  • A “beneficial owner” exercises “substantial control” over a reporting company—either directly or indirectly—or owns or controls at least 25% of the ownership interests for the aforementioned reporting company. “Substantial control” is defined as one who either a) is a senior officer (e.g., President, General Counsel, CFO, CEO, or COO), b) can appoint or remove officers or directors, c) is an important decision-maker or d) maintains any other type of substantial control over the organization. Note: an individual does not need to meet all of those criteria; he or she must only meet one criterion to be viewed as having “substantial control.” This clearly would include a member of a Board of Directors.
  • Not all reporting companies must report their “company applicants.” If your company was created before January 1, 2024 (domestic) or registered to do business in the United States before January 1, 2024, (foreign), you are not required to report company applicants. That said, “company applicants” are those who are either direct filers or those who are direct or control filing actions.

How long do I have to file a report under the Corporate Transparency Act?

HOAs in existence as of January 1, 2024, will have until January 1, 2025, to comply.

Any changes to the filing (e.g., a new Director is elected or appointed) must be completed within 30 days by submitting a new BOI form.

Impact on Businesses and Compliance Obligations

Under the Corporate Transparency Act, a business must provide considerable information on itself, its owners, and its company applicants. 

BOI requirements for a reporting company

As it concerns the business, the following information must be provided: 

  • Full legal name
  • Any DBA (“doing business as”) or trade names
  • Complete business address
  • Federal tax identification number
  • Jurisdiction where it was created

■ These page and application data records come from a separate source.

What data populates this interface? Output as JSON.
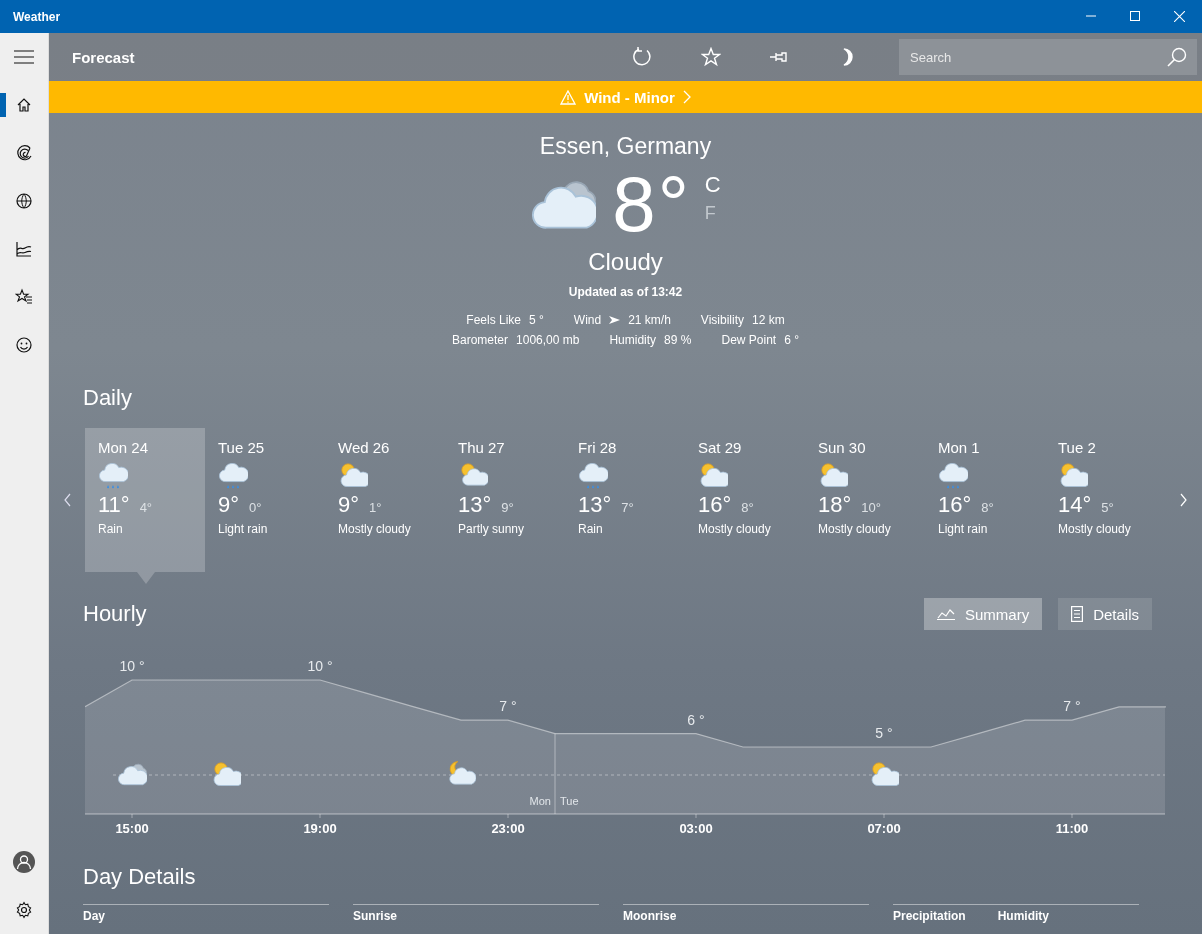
{
  "window": {
    "title": "Weather"
  },
  "sidebar": {
    "items": [
      {
        "kind": "home",
        "selected": true
      },
      {
        "kind": "radar",
        "selected": false
      },
      {
        "kind": "globe",
        "selected": false
      },
      {
        "kind": "chart",
        "selected": false
      },
      {
        "kind": "favorites",
        "selected": false
      },
      {
        "kind": "smiley",
        "selected": false
      }
    ],
    "bottom": [
      {
        "kind": "account"
      },
      {
        "kind": "settings"
      }
    ]
  },
  "toolbar": {
    "title": "Forecast",
    "actions": [
      {
        "kind": "refresh"
      },
      {
        "kind": "star"
      },
      {
        "kind": "pin"
      },
      {
        "kind": "moon"
      }
    ],
    "search": {
      "placeholder": "Search"
    }
  },
  "alert": {
    "text": "Wind - Minor"
  },
  "current": {
    "location": "Essen, Germany",
    "kind": "cloudy",
    "temperature": "8°",
    "units": [
      {
        "label": "C",
        "selected": true
      },
      {
        "label": "F",
        "selected": false
      }
    ],
    "condition": "Cloudy",
    "updated": "Updated as of 13:42",
    "stats": [
      [
        {
          "label": "Feels Like",
          "value": "5 °",
          "kind": "plain"
        },
        {
          "label": "Wind",
          "value": "21 km/h",
          "kind": "wind"
        },
        {
          "label": "Visibility",
          "value": "12 km",
          "kind": "plain"
        }
      ],
      [
        {
          "label": "Barometer",
          "value": "1006,00 mb",
          "kind": "plain"
        },
        {
          "label": "Humidity",
          "value": "89 %",
          "kind": "plain"
        },
        {
          "label": "Dew Point",
          "value": "6 °",
          "kind": "plain"
        }
      ]
    ]
  },
  "daily": {
    "title": "Daily",
    "days": [
      {
        "day": "Mon 24",
        "kind": "rain",
        "high": "11°",
        "low": "4°",
        "summary": "Rain",
        "selected": true
      },
      {
        "day": "Tue 25",
        "kind": "rain",
        "high": "9°",
        "low": "0°",
        "summary": "Light rain",
        "selected": false
      },
      {
        "day": "Wed 26",
        "kind": "partly-cloudy",
        "high": "9°",
        "low": "1°",
        "summary": "Mostly cloudy",
        "selected": false
      },
      {
        "day": "Thu 27",
        "kind": "partly-sunny",
        "high": "13°",
        "low": "9°",
        "summary": "Partly sunny",
        "selected": false
      },
      {
        "day": "Fri 28",
        "kind": "rain",
        "high": "13°",
        "low": "7°",
        "summary": "Rain",
        "selected": false
      },
      {
        "day": "Sat 29",
        "kind": "partly-cloudy",
        "high": "16°",
        "low": "8°",
        "summary": "Mostly cloudy",
        "selected": false
      },
      {
        "day": "Sun 30",
        "kind": "partly-cloudy",
        "high": "18°",
        "low": "10°",
        "summary": "Mostly cloudy",
        "selected": false
      },
      {
        "day": "Mon 1",
        "kind": "rain",
        "high": "16°",
        "low": "8°",
        "summary": "Light rain",
        "selected": false
      },
      {
        "day": "Tue 2",
        "kind": "partly-cloudy",
        "high": "14°",
        "low": "5°",
        "summary": "Mostly cloudy",
        "selected": false
      }
    ]
  },
  "hourly": {
    "title": "Hourly",
    "views": [
      {
        "label": "Summary",
        "kind": "chart",
        "selected": true
      },
      {
        "label": "Details",
        "kind": "list",
        "selected": false
      }
    ],
    "temperature_labels": [
      "10 °",
      "10 °",
      "7 °",
      "6 °",
      "5 °",
      "7 °"
    ],
    "time_labels": [
      "15:00",
      "19:00",
      "23:00",
      "03:00",
      "07:00",
      "11:00"
    ],
    "conditions": [
      {
        "kind": "cloudy"
      },
      {
        "kind": "partly-cloudy"
      },
      {
        "kind": "night-partly-cloudy"
      },
      {
        "kind": "partly-cloudy"
      }
    ],
    "day_split": {
      "before": "Mon",
      "after": "Tue"
    }
  },
  "day_details": {
    "title": "Day Details",
    "sections": [
      [
        "Day"
      ],
      [
        "Sunrise"
      ],
      [
        "Moonrise"
      ],
      [
        "Precipitation",
        "Humidity"
      ]
    ]
  }
}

BOI requirements for beneficial owners

Concerning beneficial owners, the following information must be provided: 

  • Full legal name
  • Home address
  • Date of birth
  • Photo identification (e.g., passport, driver’s license)

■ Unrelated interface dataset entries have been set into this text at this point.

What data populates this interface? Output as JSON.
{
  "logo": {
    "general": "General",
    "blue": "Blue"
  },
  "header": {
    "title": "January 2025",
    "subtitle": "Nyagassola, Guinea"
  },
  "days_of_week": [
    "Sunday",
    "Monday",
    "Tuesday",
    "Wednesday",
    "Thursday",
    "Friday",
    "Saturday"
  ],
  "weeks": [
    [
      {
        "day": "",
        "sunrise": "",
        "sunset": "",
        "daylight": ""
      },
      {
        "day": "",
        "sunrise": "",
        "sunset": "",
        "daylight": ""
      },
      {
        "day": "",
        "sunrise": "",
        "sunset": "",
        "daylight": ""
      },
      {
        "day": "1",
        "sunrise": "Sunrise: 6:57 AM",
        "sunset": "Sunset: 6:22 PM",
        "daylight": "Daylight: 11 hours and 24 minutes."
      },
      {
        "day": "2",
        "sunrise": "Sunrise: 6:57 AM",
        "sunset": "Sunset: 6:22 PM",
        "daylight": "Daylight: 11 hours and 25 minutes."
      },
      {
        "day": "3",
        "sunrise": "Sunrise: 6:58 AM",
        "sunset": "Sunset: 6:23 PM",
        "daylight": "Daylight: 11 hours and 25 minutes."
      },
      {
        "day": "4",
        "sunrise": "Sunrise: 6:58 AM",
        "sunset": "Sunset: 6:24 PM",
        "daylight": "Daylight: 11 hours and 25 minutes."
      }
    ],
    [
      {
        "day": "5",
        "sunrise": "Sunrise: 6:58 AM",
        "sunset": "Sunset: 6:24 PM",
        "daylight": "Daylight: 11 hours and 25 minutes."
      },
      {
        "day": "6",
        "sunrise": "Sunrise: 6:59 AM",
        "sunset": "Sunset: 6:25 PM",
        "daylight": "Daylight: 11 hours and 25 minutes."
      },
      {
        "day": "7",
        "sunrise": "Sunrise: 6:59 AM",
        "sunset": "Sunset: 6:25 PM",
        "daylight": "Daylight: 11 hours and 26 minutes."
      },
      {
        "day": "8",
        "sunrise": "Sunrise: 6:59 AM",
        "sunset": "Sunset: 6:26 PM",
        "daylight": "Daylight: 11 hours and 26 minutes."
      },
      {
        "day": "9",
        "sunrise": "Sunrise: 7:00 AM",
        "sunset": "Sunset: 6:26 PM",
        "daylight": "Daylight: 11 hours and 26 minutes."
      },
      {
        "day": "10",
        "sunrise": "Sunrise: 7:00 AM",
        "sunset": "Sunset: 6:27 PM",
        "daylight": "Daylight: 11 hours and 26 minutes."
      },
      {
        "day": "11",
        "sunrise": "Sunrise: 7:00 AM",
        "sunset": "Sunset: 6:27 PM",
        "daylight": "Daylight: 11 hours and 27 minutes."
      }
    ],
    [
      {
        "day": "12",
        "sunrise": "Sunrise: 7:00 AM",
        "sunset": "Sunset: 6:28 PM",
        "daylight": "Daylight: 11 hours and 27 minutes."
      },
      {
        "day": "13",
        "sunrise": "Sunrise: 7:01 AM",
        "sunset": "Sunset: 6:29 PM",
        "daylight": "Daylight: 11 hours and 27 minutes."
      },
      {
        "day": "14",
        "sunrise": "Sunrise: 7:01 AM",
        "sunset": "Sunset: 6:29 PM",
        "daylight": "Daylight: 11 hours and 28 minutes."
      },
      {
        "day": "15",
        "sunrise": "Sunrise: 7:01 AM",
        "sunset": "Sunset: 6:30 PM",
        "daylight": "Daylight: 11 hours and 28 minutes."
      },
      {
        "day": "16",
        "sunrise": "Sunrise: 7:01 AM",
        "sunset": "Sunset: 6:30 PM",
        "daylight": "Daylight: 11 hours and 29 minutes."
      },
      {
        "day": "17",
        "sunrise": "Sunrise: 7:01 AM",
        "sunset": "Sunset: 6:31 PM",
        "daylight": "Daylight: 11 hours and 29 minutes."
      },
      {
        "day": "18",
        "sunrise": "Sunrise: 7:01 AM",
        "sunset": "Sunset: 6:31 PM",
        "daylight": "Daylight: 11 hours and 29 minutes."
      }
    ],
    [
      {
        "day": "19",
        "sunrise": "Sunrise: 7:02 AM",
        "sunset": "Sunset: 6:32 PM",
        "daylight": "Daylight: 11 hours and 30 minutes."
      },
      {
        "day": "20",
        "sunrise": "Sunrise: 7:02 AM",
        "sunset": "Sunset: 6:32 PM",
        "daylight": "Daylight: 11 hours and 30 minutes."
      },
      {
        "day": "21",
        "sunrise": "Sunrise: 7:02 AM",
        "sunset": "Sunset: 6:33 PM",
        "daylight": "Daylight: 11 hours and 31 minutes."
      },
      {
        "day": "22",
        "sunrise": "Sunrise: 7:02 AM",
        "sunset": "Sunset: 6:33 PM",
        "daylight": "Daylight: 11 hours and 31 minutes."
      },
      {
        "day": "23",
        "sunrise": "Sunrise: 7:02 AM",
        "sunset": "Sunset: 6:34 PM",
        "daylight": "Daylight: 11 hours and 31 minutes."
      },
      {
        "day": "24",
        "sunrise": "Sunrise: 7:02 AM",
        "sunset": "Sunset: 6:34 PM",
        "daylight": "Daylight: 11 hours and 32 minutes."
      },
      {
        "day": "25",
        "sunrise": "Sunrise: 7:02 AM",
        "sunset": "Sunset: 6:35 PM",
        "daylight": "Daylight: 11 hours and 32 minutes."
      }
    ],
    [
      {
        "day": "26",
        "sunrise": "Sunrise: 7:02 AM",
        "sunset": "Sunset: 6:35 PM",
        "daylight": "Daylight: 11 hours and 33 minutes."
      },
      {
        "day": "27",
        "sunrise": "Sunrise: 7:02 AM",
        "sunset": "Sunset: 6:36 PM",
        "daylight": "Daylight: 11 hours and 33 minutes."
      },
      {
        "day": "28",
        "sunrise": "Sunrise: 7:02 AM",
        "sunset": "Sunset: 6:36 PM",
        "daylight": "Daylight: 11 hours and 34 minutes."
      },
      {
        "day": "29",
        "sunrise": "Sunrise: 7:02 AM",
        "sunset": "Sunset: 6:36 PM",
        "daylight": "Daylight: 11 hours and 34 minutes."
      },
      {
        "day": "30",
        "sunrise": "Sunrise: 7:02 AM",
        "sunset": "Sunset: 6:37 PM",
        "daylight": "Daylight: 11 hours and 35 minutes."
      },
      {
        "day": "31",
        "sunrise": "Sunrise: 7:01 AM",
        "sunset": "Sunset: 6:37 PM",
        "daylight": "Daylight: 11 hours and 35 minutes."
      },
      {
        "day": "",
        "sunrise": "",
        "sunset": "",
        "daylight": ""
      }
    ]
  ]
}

Final thoughts 

The Corporate Transparency Act may provide more, well, transparency into the business dealings of an organization and, ultimately, stop money laundering through the use of shell companies.

While some may feel this level of government involvement is intrusive, others believe it’s necessary to provide a larger sense of protection against criminal activities — especially terrorism. 

Want to be sure your business is compliant? Contact us today! At Omega Property Management, we stay on top of legislation and leverage our knowledge and experience to get stuff done for you!